(b) Permit the contractor to continue performance of the contract by means of a subcontract or other business arrangement with an acceptable third party, provided the rights of the Government are adequately preserved.

(c) If the requirement for the supplies and services in the contract no longer exists, and the contractor is not liable to the Government for damages as provided in 49.402-7, execute a no-cost termination settlement agreement using the formats in 49.603-6 and 49.603-7 as a guide.


49.406  Liquidation of liability.

(1) The contract provides that the contractor and the surety are liable to the Government for resultant damages. The contracting officer shall use all retained percentages of progress payments previously made to the contractor and any progress payments due for work completed before the termination to liquidate the contractor’s and the surety’s liability to the Government. If the retained and unpaid amounts are insufficient, the contracting officer shall take steps to recover the additional sum from the contractor and the surety.


E. Preservation of Surety’s Rights

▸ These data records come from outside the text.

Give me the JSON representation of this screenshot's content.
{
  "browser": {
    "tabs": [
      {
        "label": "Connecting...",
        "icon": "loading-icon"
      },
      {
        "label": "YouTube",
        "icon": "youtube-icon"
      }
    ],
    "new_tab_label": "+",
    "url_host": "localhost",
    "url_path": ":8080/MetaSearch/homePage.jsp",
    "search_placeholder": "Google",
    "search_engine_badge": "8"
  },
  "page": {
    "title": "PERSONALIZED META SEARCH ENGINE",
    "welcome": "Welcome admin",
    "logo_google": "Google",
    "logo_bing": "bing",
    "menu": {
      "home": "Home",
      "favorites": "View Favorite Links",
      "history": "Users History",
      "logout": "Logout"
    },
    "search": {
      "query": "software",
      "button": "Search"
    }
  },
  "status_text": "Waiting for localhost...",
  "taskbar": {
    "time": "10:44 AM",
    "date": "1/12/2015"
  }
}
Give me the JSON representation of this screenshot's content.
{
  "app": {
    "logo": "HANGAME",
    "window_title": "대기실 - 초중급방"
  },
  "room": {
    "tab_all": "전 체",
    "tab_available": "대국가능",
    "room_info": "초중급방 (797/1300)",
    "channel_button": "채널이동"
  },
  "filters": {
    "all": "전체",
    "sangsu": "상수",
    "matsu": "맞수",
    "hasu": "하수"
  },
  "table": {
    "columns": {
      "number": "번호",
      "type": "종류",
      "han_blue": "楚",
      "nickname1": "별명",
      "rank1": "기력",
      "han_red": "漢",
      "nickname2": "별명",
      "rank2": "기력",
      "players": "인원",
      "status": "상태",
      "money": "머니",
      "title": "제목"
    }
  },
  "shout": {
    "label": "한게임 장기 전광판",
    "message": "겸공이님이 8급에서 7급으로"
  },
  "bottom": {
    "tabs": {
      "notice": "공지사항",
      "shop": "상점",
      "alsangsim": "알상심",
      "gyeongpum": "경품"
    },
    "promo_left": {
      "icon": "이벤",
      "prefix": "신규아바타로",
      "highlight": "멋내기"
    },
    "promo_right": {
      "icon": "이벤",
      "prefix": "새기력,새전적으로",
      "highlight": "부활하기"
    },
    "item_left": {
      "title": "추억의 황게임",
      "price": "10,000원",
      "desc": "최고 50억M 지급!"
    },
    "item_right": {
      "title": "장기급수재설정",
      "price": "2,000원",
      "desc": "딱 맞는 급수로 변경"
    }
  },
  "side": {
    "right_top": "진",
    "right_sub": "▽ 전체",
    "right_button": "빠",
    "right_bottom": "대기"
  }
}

When a surety takesover the completion of the work, tenders a completion contractor, or even funds the original prime contractor through completion, the surety will do so while preserving its rights.  In other words,  a surety will want to best preserve rights to pursue potential claims against the government while contemporaneously mitigating its exposure under the performance bond through the takeover, tender, or funding of the completion work.  See, e.g., Transamerica, Ins. v. U.S.,  31 Fed.Cl. 532 (1994) (finding surety can pursue equitable subrogation claim against government for funds held by government when surety tendered and paid completion contractor); see also In re Appeal of Fireman’s Fund Ins. Co., ASBCA No. 50657, 2000 WL 246620 (2000) (“When a terminated contractor assigns such [pre-takeover / tender] claims to the surety to which assignment the contracting officer consents, or incorporates such an assignment in novation or takeover [or tender] agreement executed by the contracting officer, the surety has standing to prosecute such claims before the Board.”); In re Hackney Group, ASBCA No. 51453, 2000 WL 655950 (2000) (surety’s argument that it has standing to assert defaulted prime contractor’s pre-takeover claims against government based on surety’s indemnity agreement with  prime contractor failed since government was not a party to indemnity agreement and never consented to prime contractor’s assignment of pre-takeover claims to surety).


Please contact David Adelstein at or (954) 361-4720 if you have questions or would like more information regarding this article. You can follow David Adelstein on Twitter @DavidAdelstein1.